FILE PHOTO: Michael Owen of Liverpool takes on the West Ham defence at Anfield. Photo: Gallo Images


London - In terms of making a first impression, Michael Owen could not have done anything more. Pitched into an FA Youth Cup quarter-final against Manchester United at Anfield, he scored a hat-trick.

We had heard his name mentioned around the club as being someone to keep an eye on but it was in that game, in the spring of 1996, I thought Michael was going to be something special. His finishing was deadly, delivered in a calmness you would not expect a 16-year-old to possess.

What really sticks in my mind from that night, though, was Michael’s tackling. I was known as being someone who was not afraid to put his foot in but Michael made me wince with some of the challenges he made. He was desperate to win and had an incredible mental strength.

Within 12 months, we were both in Liverpool’s first-team squad and, as we were the youngest in the group, we became friends and room-mates. He scored a brilliant goal on his debut against Wimbledon and became one of the most talked-about footballers of his generation.

If you had said back then, just after he had been crowned European Footballer of the Year and scored that goal against Argentina, that he faced the prospect of ending his career sitting on the bench at Stoke, you would have been laughed out of town but, for a couple of a reasons, that is what has happened.

The first is injuries. Michael was not the same after he lost the pace that used to blow defenders away, the hamstring injury he sustained against Leeds in April 1999 had an enormous impact, as did the cruciate- ligament damage he suffered at the World Cup finals in 2006.

But another reason is that the role of the consummate goal poacher, the one in which Michael excelled, has effectively disappeared over the last few years. Teams now play 4-3-3 or 4-2-3-1 and neither of those systems suit Michael’s qualities.

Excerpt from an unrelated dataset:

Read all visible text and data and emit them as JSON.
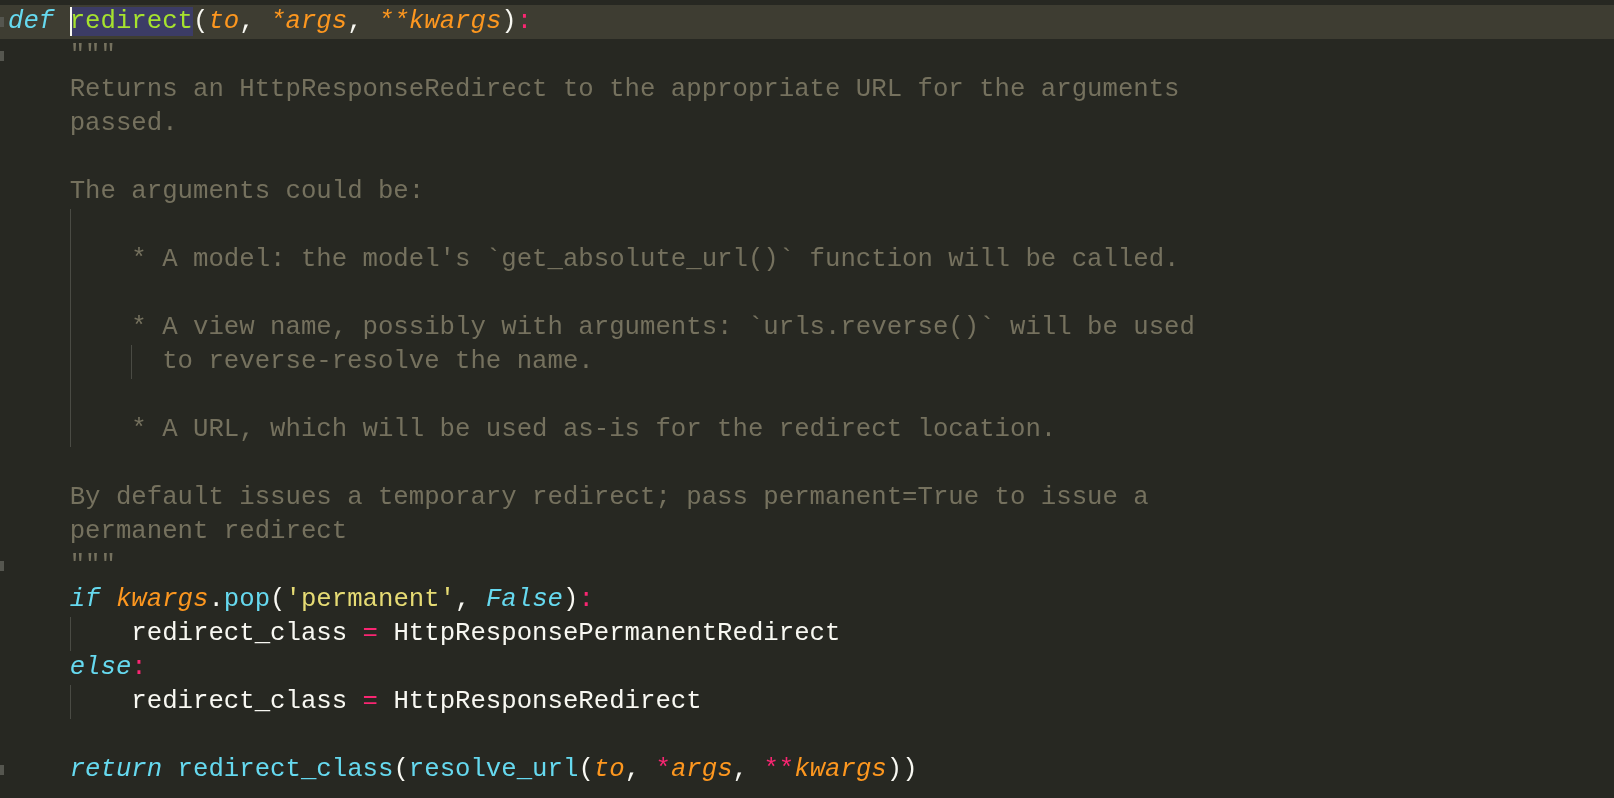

It still annoys me that people forget what a top player he was. Michael had this unshakable belief that he was the best and wasn’t bothered about trying to usurp Robbie Fowler and Stan Collymore to get into Liverpool’s starting line-up.

The best strikers are single-minded and I saw at first hand how he was able to put disappointments to one side and bounce back when it really mattered. He used to take knocks in his career but he always came back with an answer.

When he was left on the bench for the 2001 League Cup final against Birmingham, he got his place back and ended up scoring the goals that won the FA Cup final against Arsenal and helped Liverpool qualify for the Champions League for the first time. He was, simply, a big-game player.

It’s why Real Madrid eventually came calling for him. Michael and I were rooming in America during Liverpool’s pre-season tour when he told me that Madrid had made him an offer and he was thinking seriously about it.

Liverpool had just signed Djibril Cisse and Milan Baros had returned from Euro 2004 as the winner of the Golden Boot. Michael felt the time was right to pursue a fresh challenge. I told him he was making a mistake, that Madrid were a football club rife with politics and he wouldn’t play.

They had Raul and Ronaldo, who always played, and to be a success at Madrid, you had to be more than just a goalscorer but Michael wouldn’t be moved. He thought he was the best and would become a success in Spain.

And in difficult circumstances, he did very well. Despite Real Madrid having three managers that season and him getting limited starting opportunities, he scored 16 times in 45 appearances.

He may not have won any honours but his reputation was not harmed. When he returned to England 12 months later, he could have come back to Anfield but Liverpool were outbid by Newcastle.

That story is well known but less so is the chance that arose to come back to Liverpool in 2009.

Liverpool supporters did not take too kindly to the way he left but I’m a firm believer that time is a healer and I’m sure they would have welcomed him back after his contract at Newcastle had expired.

I had heard he was thinking of joining Manchester United but he would have jumped at the opportunity to come back to Liverpool. He would have been happy to be a squad player and was excited at the opportunity to return home.

The way he left Liverpool had saddened Michael and he wanted the opportunity to redeem himself. I sent Rafa Benitez a message explaining what Liverpool could get on a free transfer but Benitez instead went out and bought David Ngog.

Joining United was a mistake. It ruined any chance of him repairing things with Liverpool fans and it’s safe to say United supporters never really took to him despite his famous winner against Manchester City.

Maybe he should have made this decision a couple of years ago or taken the chance to play in America or the Middle East. Something doesn’t seem right about him potentially bringing the curtain down on his career sitting on the bench when Stoke play Southampton.

But that won’t diminish my memories or opinion of him. He was a supreme goalscorer, capable of glorious moments, and the goal he swept past David Seaman in the Millennium Stadium in that 2001 final provided my finest Liverpool moment until Istanbul. For good reason it will be remembered as the ‘Owen Final’.